Source data Start Marker
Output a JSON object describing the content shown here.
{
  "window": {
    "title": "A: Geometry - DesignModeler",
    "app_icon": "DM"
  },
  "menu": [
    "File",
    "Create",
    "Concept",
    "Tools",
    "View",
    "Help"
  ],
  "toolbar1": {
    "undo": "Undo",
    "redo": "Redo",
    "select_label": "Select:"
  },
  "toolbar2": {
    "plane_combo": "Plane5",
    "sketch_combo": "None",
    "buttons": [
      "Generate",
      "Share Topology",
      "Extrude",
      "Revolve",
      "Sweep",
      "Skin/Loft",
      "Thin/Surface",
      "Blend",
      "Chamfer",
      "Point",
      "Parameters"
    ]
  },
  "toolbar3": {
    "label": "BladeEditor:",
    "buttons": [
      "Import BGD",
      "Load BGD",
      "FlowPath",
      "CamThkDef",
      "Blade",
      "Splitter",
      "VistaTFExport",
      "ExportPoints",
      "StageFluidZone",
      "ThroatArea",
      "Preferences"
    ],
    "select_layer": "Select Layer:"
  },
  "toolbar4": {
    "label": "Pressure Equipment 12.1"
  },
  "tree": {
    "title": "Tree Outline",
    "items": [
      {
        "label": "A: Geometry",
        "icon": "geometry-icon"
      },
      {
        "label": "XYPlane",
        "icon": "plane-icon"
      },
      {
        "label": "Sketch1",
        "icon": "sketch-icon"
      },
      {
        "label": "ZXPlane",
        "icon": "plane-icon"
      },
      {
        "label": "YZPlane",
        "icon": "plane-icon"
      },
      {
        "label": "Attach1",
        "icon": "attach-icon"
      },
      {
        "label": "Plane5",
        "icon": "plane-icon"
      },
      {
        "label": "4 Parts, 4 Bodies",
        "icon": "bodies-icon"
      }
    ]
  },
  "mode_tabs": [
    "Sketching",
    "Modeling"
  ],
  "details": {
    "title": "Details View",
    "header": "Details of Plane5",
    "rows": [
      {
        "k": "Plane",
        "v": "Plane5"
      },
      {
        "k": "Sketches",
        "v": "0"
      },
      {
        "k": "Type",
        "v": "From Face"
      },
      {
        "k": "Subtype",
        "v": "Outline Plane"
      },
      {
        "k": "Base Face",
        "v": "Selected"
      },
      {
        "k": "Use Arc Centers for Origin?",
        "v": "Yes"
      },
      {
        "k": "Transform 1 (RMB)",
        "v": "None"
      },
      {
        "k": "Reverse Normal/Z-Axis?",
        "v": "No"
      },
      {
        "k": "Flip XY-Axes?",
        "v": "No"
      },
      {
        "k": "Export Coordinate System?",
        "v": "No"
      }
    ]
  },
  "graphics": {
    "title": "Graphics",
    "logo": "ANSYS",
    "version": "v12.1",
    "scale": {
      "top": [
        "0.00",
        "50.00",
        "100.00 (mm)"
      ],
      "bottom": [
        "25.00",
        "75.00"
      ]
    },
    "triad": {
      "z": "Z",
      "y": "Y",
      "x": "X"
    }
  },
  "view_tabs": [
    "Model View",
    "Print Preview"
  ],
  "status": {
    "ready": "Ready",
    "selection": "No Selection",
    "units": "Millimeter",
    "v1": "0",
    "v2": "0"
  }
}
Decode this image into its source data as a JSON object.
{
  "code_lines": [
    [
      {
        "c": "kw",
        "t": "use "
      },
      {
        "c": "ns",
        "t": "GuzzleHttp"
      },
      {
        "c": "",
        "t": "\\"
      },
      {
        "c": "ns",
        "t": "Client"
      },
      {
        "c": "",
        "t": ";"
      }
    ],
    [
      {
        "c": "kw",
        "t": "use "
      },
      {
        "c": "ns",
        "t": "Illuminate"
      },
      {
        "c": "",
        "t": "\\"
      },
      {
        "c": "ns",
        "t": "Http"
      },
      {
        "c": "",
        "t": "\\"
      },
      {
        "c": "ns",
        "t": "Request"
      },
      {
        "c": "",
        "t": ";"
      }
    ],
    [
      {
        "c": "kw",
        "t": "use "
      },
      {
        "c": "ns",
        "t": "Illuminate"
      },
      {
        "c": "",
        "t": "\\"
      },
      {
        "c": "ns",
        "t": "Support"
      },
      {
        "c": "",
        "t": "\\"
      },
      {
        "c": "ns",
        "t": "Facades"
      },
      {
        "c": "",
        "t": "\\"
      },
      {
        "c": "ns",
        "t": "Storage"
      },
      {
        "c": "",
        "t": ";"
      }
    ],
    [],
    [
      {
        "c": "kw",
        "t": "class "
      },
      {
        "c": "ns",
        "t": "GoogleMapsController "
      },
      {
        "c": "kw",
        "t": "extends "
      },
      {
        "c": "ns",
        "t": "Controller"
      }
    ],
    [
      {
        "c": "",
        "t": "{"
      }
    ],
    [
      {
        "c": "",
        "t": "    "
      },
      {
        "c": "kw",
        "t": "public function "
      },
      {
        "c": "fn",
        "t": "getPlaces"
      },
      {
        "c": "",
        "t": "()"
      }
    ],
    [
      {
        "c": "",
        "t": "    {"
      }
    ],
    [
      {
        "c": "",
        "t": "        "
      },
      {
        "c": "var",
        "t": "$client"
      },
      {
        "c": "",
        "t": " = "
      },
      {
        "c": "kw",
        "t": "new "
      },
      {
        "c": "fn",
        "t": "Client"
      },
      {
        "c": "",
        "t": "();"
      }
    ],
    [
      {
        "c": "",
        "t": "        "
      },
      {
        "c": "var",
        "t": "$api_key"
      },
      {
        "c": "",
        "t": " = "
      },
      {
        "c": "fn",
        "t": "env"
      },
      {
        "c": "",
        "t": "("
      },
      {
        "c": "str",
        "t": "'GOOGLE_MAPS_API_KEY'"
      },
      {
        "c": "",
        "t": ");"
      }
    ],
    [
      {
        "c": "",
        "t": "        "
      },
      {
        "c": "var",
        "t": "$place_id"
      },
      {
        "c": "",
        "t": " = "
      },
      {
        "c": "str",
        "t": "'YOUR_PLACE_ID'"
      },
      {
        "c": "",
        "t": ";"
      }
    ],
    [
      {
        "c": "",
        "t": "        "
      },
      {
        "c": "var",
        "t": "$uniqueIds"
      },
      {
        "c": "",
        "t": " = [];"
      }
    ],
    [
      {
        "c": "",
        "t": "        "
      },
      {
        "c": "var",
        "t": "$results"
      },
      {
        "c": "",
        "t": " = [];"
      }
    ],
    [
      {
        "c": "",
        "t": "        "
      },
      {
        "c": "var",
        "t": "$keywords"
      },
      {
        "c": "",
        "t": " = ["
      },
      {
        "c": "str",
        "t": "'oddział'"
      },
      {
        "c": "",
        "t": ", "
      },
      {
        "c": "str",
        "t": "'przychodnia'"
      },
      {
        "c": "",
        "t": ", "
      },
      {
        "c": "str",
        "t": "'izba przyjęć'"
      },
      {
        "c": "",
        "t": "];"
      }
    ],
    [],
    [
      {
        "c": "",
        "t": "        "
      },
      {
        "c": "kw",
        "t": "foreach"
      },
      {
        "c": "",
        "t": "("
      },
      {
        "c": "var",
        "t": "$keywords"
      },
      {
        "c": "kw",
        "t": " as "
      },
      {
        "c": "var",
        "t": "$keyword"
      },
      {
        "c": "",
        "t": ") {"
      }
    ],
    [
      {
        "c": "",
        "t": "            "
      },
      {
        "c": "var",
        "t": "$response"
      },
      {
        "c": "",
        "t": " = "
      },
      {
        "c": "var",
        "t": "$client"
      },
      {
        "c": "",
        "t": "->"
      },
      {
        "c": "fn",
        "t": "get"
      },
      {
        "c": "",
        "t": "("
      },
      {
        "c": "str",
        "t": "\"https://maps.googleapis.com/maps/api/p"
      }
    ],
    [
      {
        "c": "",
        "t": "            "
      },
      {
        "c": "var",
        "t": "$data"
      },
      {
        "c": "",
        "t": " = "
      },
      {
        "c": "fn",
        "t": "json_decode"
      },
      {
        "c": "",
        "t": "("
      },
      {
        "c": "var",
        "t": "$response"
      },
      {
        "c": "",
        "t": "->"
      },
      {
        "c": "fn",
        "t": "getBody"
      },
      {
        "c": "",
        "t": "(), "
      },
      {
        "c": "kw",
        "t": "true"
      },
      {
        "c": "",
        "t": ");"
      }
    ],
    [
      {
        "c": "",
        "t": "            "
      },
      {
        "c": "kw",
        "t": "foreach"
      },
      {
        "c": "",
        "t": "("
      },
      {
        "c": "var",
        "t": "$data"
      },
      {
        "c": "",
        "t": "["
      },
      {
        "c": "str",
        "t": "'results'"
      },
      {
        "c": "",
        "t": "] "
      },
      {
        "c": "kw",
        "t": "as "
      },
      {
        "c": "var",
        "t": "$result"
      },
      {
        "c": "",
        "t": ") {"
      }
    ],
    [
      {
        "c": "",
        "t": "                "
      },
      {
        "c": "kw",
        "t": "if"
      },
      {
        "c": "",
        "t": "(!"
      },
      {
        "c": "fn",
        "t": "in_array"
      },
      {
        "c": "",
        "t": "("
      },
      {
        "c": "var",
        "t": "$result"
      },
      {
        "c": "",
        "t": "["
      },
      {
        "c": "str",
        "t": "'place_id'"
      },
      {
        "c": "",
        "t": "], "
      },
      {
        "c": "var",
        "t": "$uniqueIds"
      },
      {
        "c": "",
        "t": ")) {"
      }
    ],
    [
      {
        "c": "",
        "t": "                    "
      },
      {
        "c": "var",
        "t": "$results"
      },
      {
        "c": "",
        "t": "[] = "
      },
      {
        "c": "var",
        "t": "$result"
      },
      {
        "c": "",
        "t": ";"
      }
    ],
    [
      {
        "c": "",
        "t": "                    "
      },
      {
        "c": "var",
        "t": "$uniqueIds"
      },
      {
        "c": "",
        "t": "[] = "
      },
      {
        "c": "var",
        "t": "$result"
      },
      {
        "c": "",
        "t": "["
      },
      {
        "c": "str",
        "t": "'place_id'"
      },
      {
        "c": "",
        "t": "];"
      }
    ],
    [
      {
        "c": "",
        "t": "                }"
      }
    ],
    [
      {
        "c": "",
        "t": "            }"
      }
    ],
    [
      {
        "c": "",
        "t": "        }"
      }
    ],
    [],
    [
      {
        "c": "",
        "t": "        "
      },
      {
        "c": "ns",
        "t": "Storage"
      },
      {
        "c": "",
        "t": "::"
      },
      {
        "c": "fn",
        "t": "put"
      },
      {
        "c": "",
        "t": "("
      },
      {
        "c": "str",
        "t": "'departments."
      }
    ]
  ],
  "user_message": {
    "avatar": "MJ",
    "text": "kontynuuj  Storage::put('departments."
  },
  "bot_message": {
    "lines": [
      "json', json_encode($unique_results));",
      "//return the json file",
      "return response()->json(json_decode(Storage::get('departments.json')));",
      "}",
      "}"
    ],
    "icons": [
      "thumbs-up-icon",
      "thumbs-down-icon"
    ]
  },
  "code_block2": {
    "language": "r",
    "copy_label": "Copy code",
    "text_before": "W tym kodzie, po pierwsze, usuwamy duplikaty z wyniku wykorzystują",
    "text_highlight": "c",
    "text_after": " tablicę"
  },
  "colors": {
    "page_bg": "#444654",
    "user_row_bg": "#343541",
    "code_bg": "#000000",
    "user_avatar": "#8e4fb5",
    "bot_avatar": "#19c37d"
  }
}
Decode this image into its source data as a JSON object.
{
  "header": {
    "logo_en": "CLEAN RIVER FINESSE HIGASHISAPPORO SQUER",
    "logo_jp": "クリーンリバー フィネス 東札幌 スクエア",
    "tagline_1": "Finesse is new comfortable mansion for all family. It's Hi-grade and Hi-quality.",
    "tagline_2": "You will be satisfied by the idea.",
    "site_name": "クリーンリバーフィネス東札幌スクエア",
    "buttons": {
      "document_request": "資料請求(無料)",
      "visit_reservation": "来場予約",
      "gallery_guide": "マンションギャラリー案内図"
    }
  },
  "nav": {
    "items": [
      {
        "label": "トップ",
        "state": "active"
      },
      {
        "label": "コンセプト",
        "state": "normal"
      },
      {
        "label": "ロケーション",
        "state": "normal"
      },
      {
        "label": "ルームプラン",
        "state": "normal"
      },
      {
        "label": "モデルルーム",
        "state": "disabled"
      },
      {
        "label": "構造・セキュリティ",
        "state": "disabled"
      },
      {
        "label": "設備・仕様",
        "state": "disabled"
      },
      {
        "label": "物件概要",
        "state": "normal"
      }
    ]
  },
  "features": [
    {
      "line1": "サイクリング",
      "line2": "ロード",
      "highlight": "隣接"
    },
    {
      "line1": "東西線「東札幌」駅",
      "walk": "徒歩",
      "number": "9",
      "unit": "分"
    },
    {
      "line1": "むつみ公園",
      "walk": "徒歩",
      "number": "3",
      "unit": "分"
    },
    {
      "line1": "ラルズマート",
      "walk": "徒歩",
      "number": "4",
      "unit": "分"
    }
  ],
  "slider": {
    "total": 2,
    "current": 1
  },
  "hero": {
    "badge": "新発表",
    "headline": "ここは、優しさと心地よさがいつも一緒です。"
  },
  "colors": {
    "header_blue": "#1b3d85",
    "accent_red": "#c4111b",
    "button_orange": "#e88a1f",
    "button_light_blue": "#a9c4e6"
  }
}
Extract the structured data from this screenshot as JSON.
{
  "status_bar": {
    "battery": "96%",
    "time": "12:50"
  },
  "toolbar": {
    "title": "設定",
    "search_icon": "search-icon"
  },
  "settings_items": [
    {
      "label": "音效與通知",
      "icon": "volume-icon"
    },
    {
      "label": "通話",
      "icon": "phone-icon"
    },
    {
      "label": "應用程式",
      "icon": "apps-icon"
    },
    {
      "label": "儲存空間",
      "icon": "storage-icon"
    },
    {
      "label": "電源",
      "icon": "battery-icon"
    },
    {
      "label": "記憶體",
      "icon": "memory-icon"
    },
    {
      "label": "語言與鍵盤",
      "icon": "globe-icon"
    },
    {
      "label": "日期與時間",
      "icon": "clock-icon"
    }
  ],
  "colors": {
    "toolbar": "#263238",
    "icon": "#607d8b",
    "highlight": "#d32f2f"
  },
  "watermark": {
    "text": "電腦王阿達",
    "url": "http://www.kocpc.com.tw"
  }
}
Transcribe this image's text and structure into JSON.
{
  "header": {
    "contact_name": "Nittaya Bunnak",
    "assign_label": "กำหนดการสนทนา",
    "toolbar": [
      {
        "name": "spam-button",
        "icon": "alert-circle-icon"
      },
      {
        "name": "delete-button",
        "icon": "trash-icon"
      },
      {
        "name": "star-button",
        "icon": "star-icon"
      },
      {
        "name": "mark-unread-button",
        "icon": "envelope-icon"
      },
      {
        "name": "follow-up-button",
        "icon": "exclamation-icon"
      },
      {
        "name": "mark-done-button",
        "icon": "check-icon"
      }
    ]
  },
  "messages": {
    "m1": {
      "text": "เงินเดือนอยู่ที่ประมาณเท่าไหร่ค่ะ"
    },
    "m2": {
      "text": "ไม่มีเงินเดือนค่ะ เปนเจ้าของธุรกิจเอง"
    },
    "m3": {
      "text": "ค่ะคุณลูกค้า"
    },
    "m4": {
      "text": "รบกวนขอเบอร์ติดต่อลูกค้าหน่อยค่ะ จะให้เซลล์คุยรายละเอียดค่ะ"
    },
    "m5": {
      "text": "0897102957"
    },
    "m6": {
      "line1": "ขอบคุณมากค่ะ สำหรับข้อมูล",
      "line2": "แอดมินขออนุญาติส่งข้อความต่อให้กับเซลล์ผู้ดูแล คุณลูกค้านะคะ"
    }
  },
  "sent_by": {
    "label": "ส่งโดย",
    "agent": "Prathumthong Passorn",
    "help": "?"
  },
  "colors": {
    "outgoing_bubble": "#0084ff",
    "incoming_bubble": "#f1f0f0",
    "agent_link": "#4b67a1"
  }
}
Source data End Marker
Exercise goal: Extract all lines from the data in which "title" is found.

Output for this exercise:
    "title": "A: Geometry - DesignModeler",
    "title": "Tree Outline",
    "title": "Details View",
    "title": "Graphics",
    "title": "設定",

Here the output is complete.